Write k = 1 n 1 1 k ( n k ) E k ( x ) E n k ( x ) = k = 0 n a k D k ( x ) .

By proceeding similarly to (b), we see that

(5.7) a k = 4 n m = 0 n n m ( H n 1 H n m ) n m + 1 E n m + 1 l = k n S 2 ( l , k ) m l δ m , l = 4 n m = k n n m ( H n 1 H n m ) n m + 1 E n m + 1 S 2 ( m , k ) .

Thus, (5.7) implies the next identity:

k = 1 n 1 1 k ( n k ) E k ( x ) E n k ( x ) = 4 n k = 0 n m = k n n m ( H n 1 H n m ) n m + 1 E n m + 1 S 2 ( m , k ) D k ( x ) .

(d) In , it is proved that the following identity is valid for n 2 :

(5.8) k = 1 n 1 1 k ( n k ) G k ( x ) G n k ( x ) = 4 n m = 0 n 2 n m G n m n m B m ( x ) .

Again, by proceeding analogously to (b), we can show that

(5.9) a k = 4 n l = k n 2 S 2 ( l , k ) m l m = 0 n 2 n m G n m n m δ m , l = 4 n m = k n 2 n m S 2 ( m , k ) G n m n m .

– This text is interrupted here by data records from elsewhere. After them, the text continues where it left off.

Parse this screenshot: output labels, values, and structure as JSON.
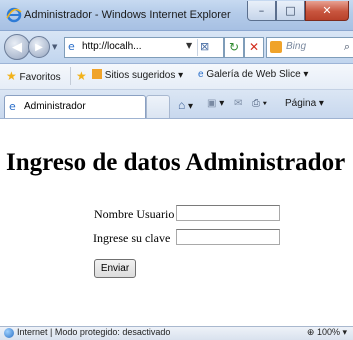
{
  "window": {
    "title": "Administrador - Windows Internet Explorer",
    "minimize_glyph": "–",
    "maximize_glyph": "□",
    "close_glyph": "✕"
  },
  "address_bar": {
    "url": "http://localh...",
    "search_placeholder": "Bing"
  },
  "favorites_bar": {
    "favorites_label": "Favoritos",
    "suggested_sites_label": "Sitios sugeridos ▾",
    "web_slice_label": "Galería de Web Slice ▾"
  },
  "tab": {
    "label": "Administrador"
  },
  "command_bar": {
    "page_label": "Página ▾"
  },
  "page": {
    "heading": "Ingreso de datos Administrador",
    "form": {
      "username_label": "Nombre Usuario",
      "username_value": "",
      "password_label": "Ingrese su clave",
      "password_value": "",
      "submit_label": "Enviar"
    }
  },
  "status_bar": {
    "text": "Internet | Modo protegido: desactivado",
    "zoom": "100%"
  }
}
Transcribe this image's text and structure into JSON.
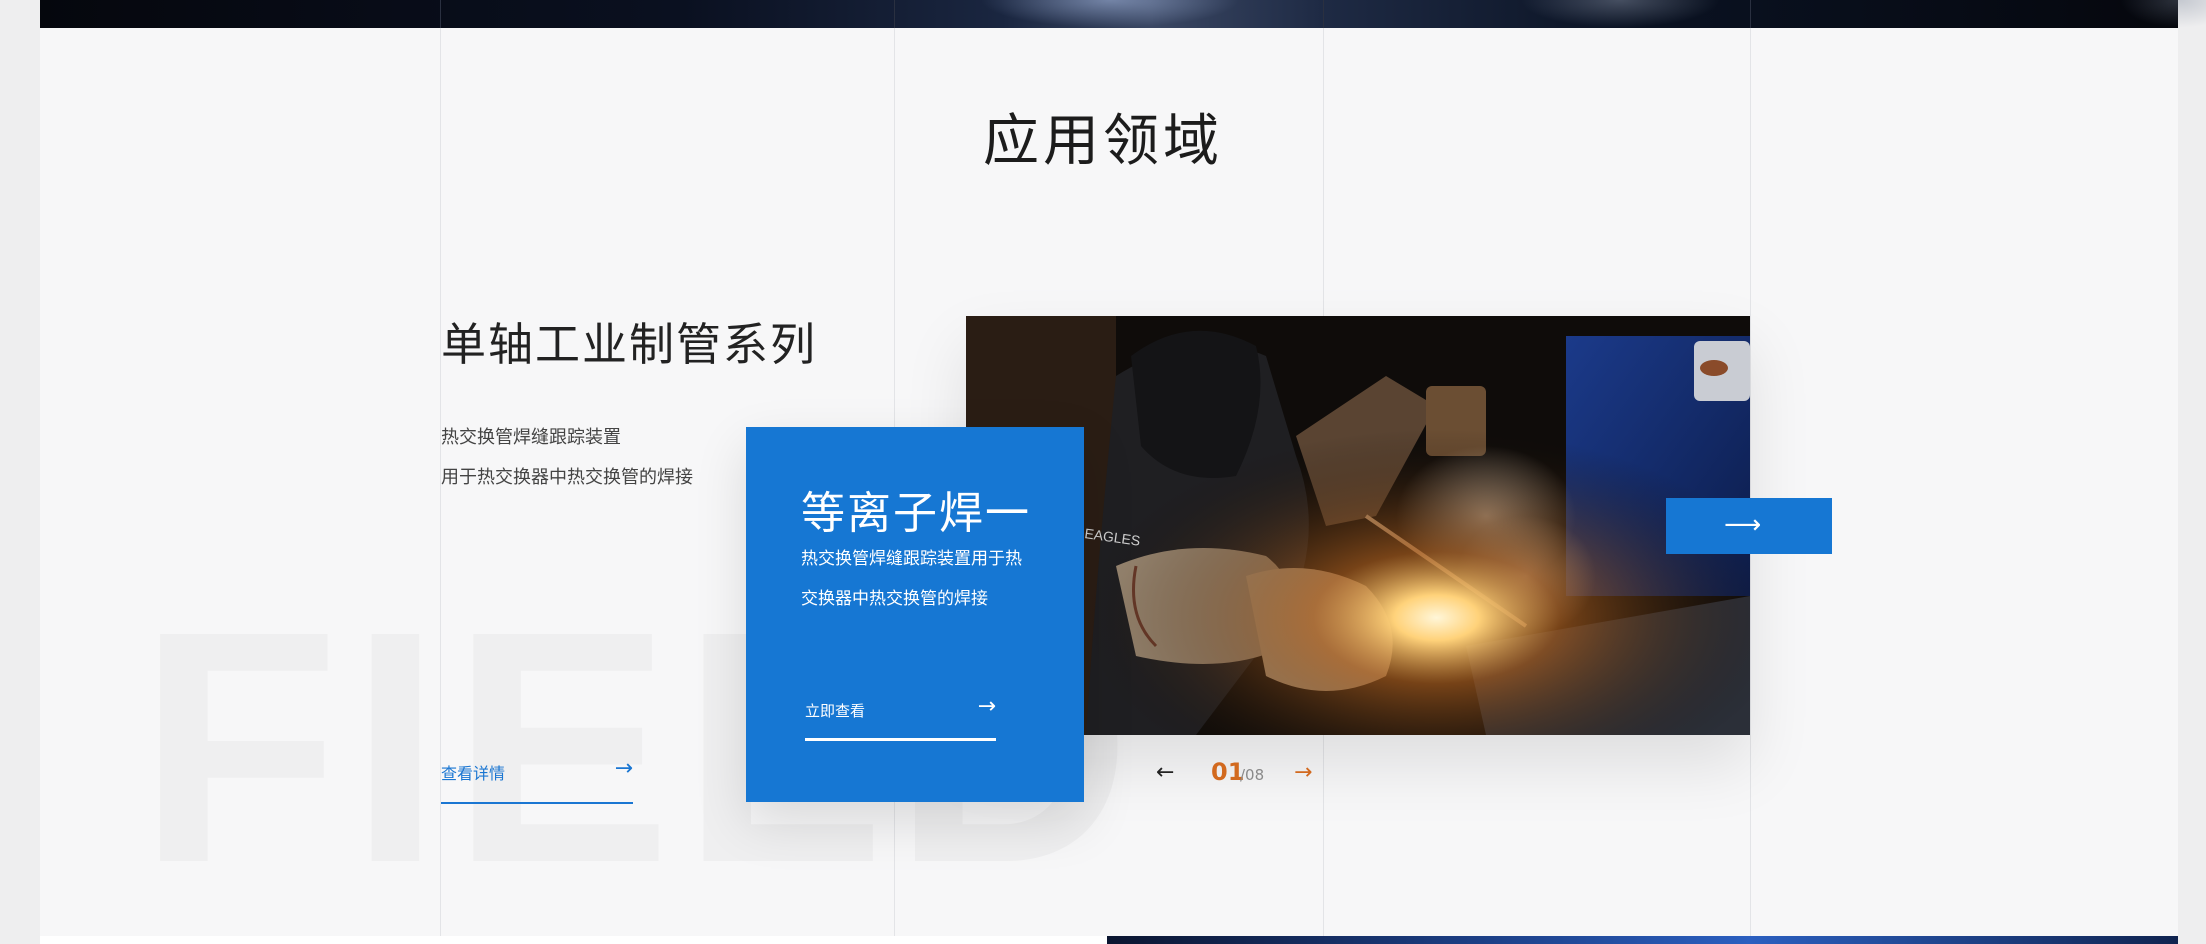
{
  "section": {
    "title": "应用领域",
    "watermark": "FIELD"
  },
  "series": {
    "title": "单轴工业制管系列",
    "desc_line_1": "热交换管焊缝跟踪装置",
    "desc_line_2": "用于热交换器中热交换管的焊接",
    "details_label": "查看详情",
    "details_icon": "arrow-right-icon"
  },
  "card": {
    "title": "等离子焊一",
    "desc_line_1": "热交换管焊缝跟踪装置用于热",
    "desc_line_2": "交换器中热交换管的焊接",
    "view_label": "立即查看",
    "view_icon": "arrow-right-icon",
    "color": "#1677d3"
  },
  "photo": {
    "subject": "welding-photo",
    "glove_text": "EAGLES"
  },
  "pager": {
    "current": "01",
    "total": "/08",
    "prev_icon": "arrow-left-icon",
    "next_icon": "arrow-right-icon",
    "accent_color": "#d2691e"
  },
  "next_button": {
    "icon": "long-arrow-right-icon"
  }
}
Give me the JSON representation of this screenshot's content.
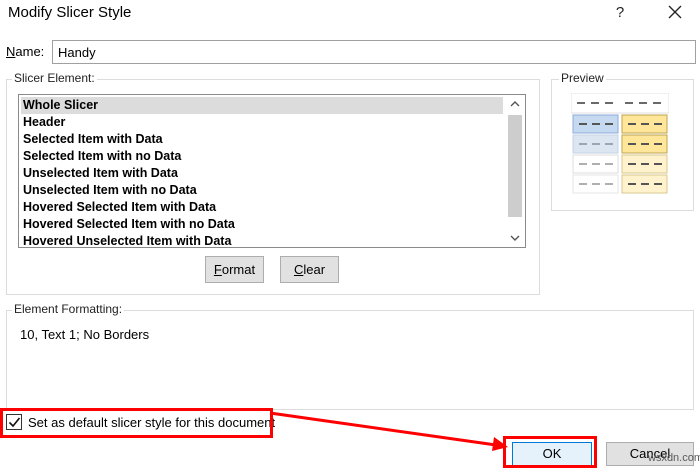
{
  "dialog": {
    "title": "Modify Slicer Style",
    "help": "?",
    "close_icon": "close-icon"
  },
  "name": {
    "label_prefix": "N",
    "label_rest": "ame:",
    "value": "Handy"
  },
  "slicer_element": {
    "label": "Slicer Element:",
    "items": [
      "Whole Slicer",
      "Header",
      "Selected Item with Data",
      "Selected Item with no Data",
      "Unselected Item with Data",
      "Unselected Item with no Data",
      "Hovered Selected Item with Data",
      "Hovered Selected Item with no Data",
      "Hovered Unselected Item with Data"
    ],
    "selected_index": 0
  },
  "buttons": {
    "format": "Format",
    "clear": "Clear",
    "ok": "OK",
    "cancel": "Cancel"
  },
  "preview": {
    "label": "Preview",
    "colors": {
      "blue": "#c5d9f1",
      "yellow": "#ffe699",
      "light_blue": "#dce6f1",
      "light_yellow": "#fff2cc"
    }
  },
  "element_formatting": {
    "label": "Element Formatting:",
    "text": "10, Text 1; No Borders"
  },
  "default_checkbox": {
    "checked": true,
    "label_prefix": "Set as default slicer style for this document"
  },
  "highlight_color": "#ff0000",
  "watermark": "wsxdn.com"
}
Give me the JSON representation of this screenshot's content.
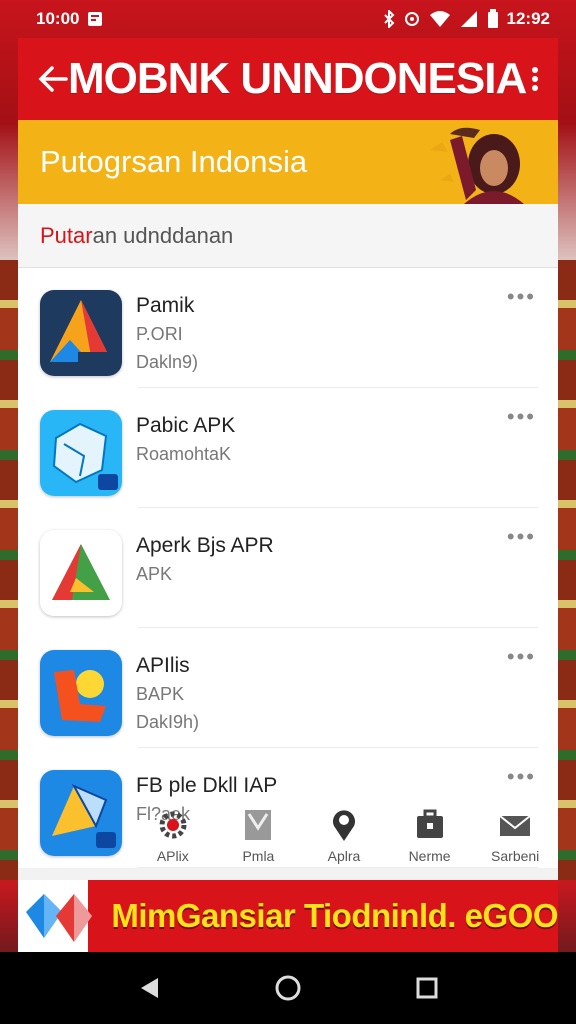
{
  "status_bar": {
    "time_left": "10:00",
    "time_right": "12:92"
  },
  "app_bar": {
    "title": "MOBNK UNNDONESIA"
  },
  "banner": {
    "text": "Putogrsan Indonsia"
  },
  "section": {
    "accent": "Putar",
    "rest": "an udnddanan"
  },
  "apps": [
    {
      "title": "Pamik",
      "line1": "P.ORI",
      "line2": "Dakln9)",
      "icon": "pamik-app-icon",
      "colors": [
        "#1e3a5f",
        "#f7a21b",
        "#e53935",
        "#1e88e5"
      ]
    },
    {
      "title": "Pabic APK",
      "line1": "RoamohtaK",
      "line2": "",
      "icon": "pabic-app-icon",
      "colors": [
        "#29b6f6",
        "#e3f4fd"
      ]
    },
    {
      "title": "Aperk Bjs APR",
      "line1": "APK",
      "line2": "",
      "icon": "aperk-app-icon",
      "colors": [
        "#ffffff",
        "#43a047",
        "#e53935",
        "#fbc02d"
      ]
    },
    {
      "title": "APIlis",
      "line1": "BAPK",
      "line2": "DakI9h)",
      "icon": "apilis-app-icon",
      "colors": [
        "#1e88e5",
        "#f4511e",
        "#fdd835"
      ]
    },
    {
      "title": "FB ple Dkll IAP",
      "line1": "Fl?aek",
      "line2": "",
      "icon": "fb-app-icon",
      "colors": [
        "#1e88e5",
        "#fbc02d"
      ]
    }
  ],
  "bottom_nav": [
    {
      "label": "APlix",
      "icon": "gear-icon"
    },
    {
      "label": "Pmla",
      "icon": "map-icon"
    },
    {
      "label": "Aplra",
      "icon": "location-pin-icon"
    },
    {
      "label": "Nerme",
      "icon": "briefcase-icon"
    },
    {
      "label": "Sarbeni",
      "icon": "mail-icon"
    }
  ],
  "promo": {
    "text": "MimGansiar Tiodninld. eGOO"
  },
  "colors": {
    "primary_red": "#d8141a",
    "banner_yellow": "#f3b316",
    "promo_text": "#ffe21a"
  }
}
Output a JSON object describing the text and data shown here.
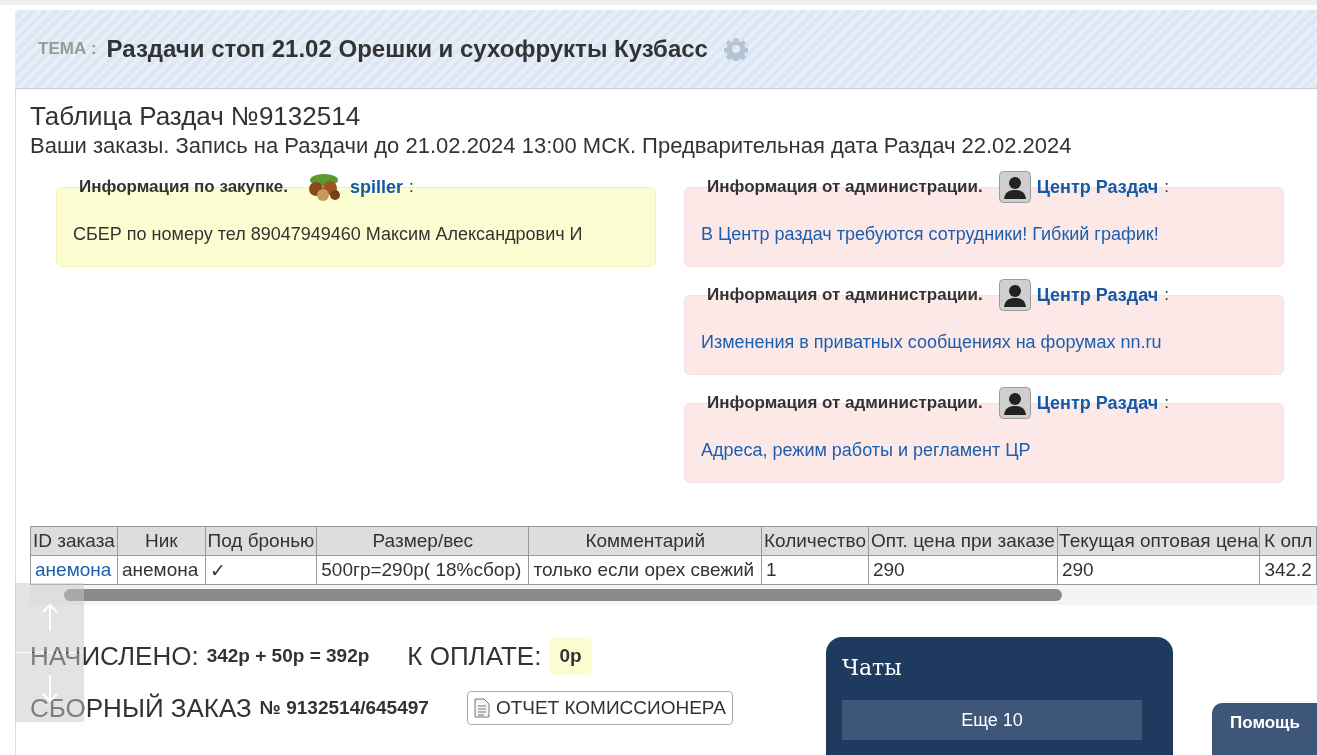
{
  "topic": {
    "label": "ТЕМА :",
    "title": "Раздачи стоп 21.02 Орешки и сухофрукты Кузбасс"
  },
  "table_title": "Таблица Раздач №9132514",
  "subtitle": "Ваши заказы. Запись на Раздачи до 21.02.2024 13:00 МСК. Предварительная дата Раздач 22.02.2024",
  "purchase_info": {
    "heading": "Информация по закупке.",
    "author": "spiller",
    "separator": ":",
    "text": "СБЕР по номеру тел 89047949460 Максим Александрович И"
  },
  "admin_notices": [
    {
      "heading": "Информация от администрации.",
      "author": "Центр Раздач",
      "separator": ":",
      "text": "В Центр раздач требуются сотрудники! Гибкий график!"
    },
    {
      "heading": "Информация от администрации.",
      "author": "Центр Раздач",
      "separator": ":",
      "text": "Изменения в приватных сообщениях на форумах nn.ru"
    },
    {
      "heading": "Информация от администрации.",
      "author": "Центр Раздач",
      "separator": ":",
      "text": "Адреса, режим работы и регламент ЦР"
    }
  ],
  "orders": {
    "columns": [
      "ID заказа",
      "Ник",
      "Под бронью",
      "Размер/вес",
      "Комментарий",
      "Количество",
      "Опт. цена при заказе",
      "Текущая оптовая цена",
      "К опл"
    ],
    "rows": [
      {
        "cells": [
          {
            "kind": "link",
            "text": "анемона"
          },
          {
            "kind": "text",
            "text": "анемона"
          },
          {
            "kind": "text",
            "text": "✓"
          },
          {
            "kind": "text",
            "text": "500гр=290р( 18%сбор)"
          },
          {
            "kind": "text",
            "text": "только если орех свежий"
          },
          {
            "kind": "text",
            "text": "1"
          },
          {
            "kind": "text",
            "text": "290"
          },
          {
            "kind": "text",
            "text": "290"
          },
          {
            "kind": "text",
            "text": "342.2"
          }
        ]
      }
    ]
  },
  "totals": {
    "charged_label": "НАЧИСЛЕНО:",
    "charged_value": "342р + 50р = 392р",
    "to_pay_label": "К ОПЛАТЕ:",
    "to_pay_value": "0р"
  },
  "combined_order": {
    "label": "СБОРНЫЙ ЗАКАЗ",
    "number": "№ 9132514/645497",
    "report_button": "ОТЧЕТ КОМИССИОНЕРА"
  },
  "chats": {
    "title": "Чаты",
    "more_button": "Еще 10"
  },
  "help_button": "Помощь"
}
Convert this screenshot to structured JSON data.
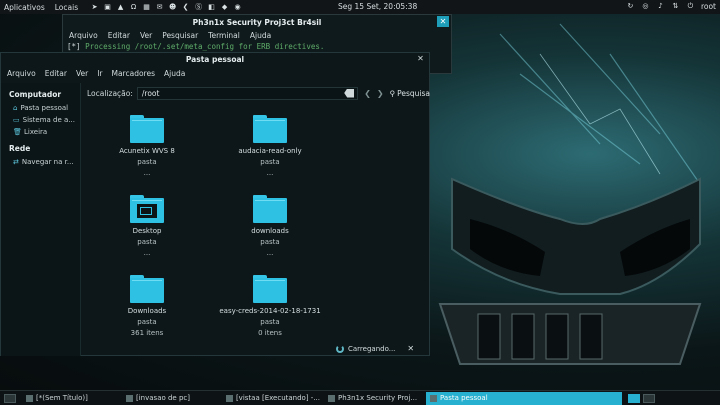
{
  "top_panel": {
    "applications": "Aplicativos",
    "places": "Locais",
    "clock": "Seg 15 Set, 20:05:38",
    "user": "root",
    "left_icons": [
      "arrow-icon",
      "terminal-icon",
      "triangle-icon",
      "omega-icon",
      "grid-icon",
      "mail-icon",
      "people-icon",
      "brackets-icon",
      "skype-icon",
      "box-icon",
      "shield-icon",
      "globe-icon"
    ],
    "right_icons": [
      "sync-icon",
      "chrome-icon",
      "speaker-icon",
      "network-icon",
      "power-icon"
    ]
  },
  "terminal": {
    "title": "Ph3n1x Security Proj3ct Br4sil",
    "menu": [
      "Arquivo",
      "Editar",
      "Ver",
      "Pesquisar",
      "Terminal",
      "Ajuda"
    ],
    "line_prefix": "[*]",
    "line_text": "Processing /root/.set/meta_config for ERB directives."
  },
  "file_manager": {
    "title": "Pasta pessoal",
    "menu": [
      "Arquivo",
      "Editar",
      "Ver",
      "Ir",
      "Marcadores",
      "Ajuda"
    ],
    "sidebar": {
      "computer_heading": "Computador",
      "computer_items": [
        {
          "label": "Pasta pessoal",
          "icon": "home-icon"
        },
        {
          "label": "Sistema de a...",
          "icon": "drive-icon"
        },
        {
          "label": "Lixeira",
          "icon": "trash-icon"
        }
      ],
      "network_heading": "Rede",
      "network_items": [
        {
          "label": "Navegar na r...",
          "icon": "network-icon"
        }
      ]
    },
    "location": {
      "label": "Localização:",
      "value": "/root",
      "search_label": "Pesquisa"
    },
    "items": [
      {
        "name": "Acunetix WVS 8",
        "type": "pasta",
        "info": "..."
      },
      {
        "name": "audacia-read-only",
        "type": "pasta",
        "info": "..."
      },
      {
        "name": "Desktop",
        "type": "pasta",
        "info": "..."
      },
      {
        "name": "downloads",
        "type": "pasta",
        "info": "..."
      },
      {
        "name": "Downloads",
        "type": "pasta",
        "info": "361 itens"
      },
      {
        "name": "easy-creds-2014-02-18-1731",
        "type": "pasta",
        "info": "0 itens"
      }
    ],
    "loading_text": "Carregando..."
  },
  "taskbar": {
    "items": [
      {
        "label": "[*(Sem Título)]",
        "active": false
      },
      {
        "label": "[invasao de pc]",
        "active": false
      },
      {
        "label": "[vistaa [Executando] -...",
        "active": false
      },
      {
        "label": "Ph3n1x Security Proj...",
        "active": false
      },
      {
        "label": "Pasta pessoal",
        "active": true
      }
    ]
  },
  "colors": {
    "accent": "#27b0cf",
    "folder": "#2fc1e3",
    "terminal_text": "#5fae6a"
  }
}
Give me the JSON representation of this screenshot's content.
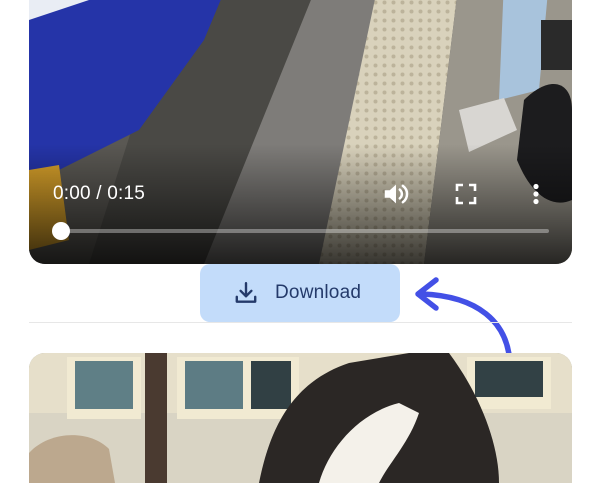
{
  "player": {
    "time_display": "0:00 / 0:15",
    "current_time": "0:00",
    "duration": "0:15",
    "progress_fraction": 0.0,
    "controls": {
      "volume_icon": "volume-high-icon",
      "fullscreen_icon": "fullscreen-icon",
      "more_icon": "more-vertical-icon"
    }
  },
  "download": {
    "label": "Download",
    "icon": "download-icon"
  },
  "annotation": {
    "icon": "curved-arrow-icon",
    "color": "#4350e6"
  },
  "colors": {
    "download_bg": "#c3dcfa",
    "download_text": "#243a6a"
  }
}
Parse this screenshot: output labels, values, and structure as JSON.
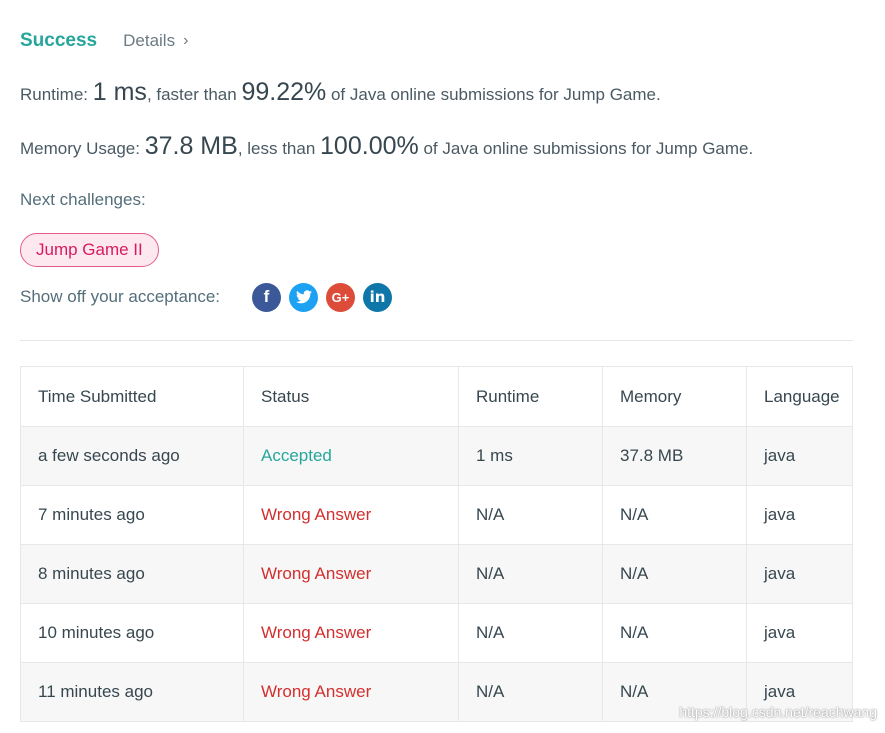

Therefore, we obtain the following identity:

k = 1 n 1 1 k ( n k ) G k ( x ) G n k ( x ) = 4 n k = 0 n 2 m = k n 2 n m S 2 ( m , k ) G n m n m D k ( x ) .

(e) Nielsen [2,19] also represented products of two Euler polynomials in terms of Bernoulli polynomials as follows:

(5.10) E m ( x ) E n ( x ) = 2 r = 1 m m r E r B m + n r + 1 ( x ) m + n r + 1 2 s = 1 n n s E s B m + n s + 1 ( x ) m + n s + 1 + 2 ( 1 ) n + 1 m ! n ! ( m + n + 1 ) ! E m + n + 1 .

In the same way as (b), we can show that

(5.11) a k = 2 ( 1 ) n + 1 m ! n ! ( m + n + 1 ) ! E m + n + 1 δ k , 0 2 r = 1 m m r E r m + n r + 1 S 2 ( m + n r + 1 , k ) 2 s = 1 n n s E s m + n s + 1 S 2 ( m + n s + 1 , k ) .

Thus, we arrive at the next identity:

E m ( x ) E n ( x ) = 2 ( 1 ) n + 1 m ! n ! ( m + n + 1 ) ! E m + n + 1 2 k = 1 m + n r = 1 m m r E r m + n r + 1 S 2 ( m + n r + 1 , k ) D k ( x ) 2 k = 1 m + n s = 1 n n s E s m + n s + 1 S 2 ( m + n s + 1 , k ) D k ( x ) .

## 6 Examples on representation by degenerate Daehee polynomials

Here, we illustrate our formulas in Theorems 3.1 and 4.1.

(a) Let p ( x ) = B n ( x ) = k = 0 n a k D k , λ ( x ) . Then, as B n ( x ) = j = 0 n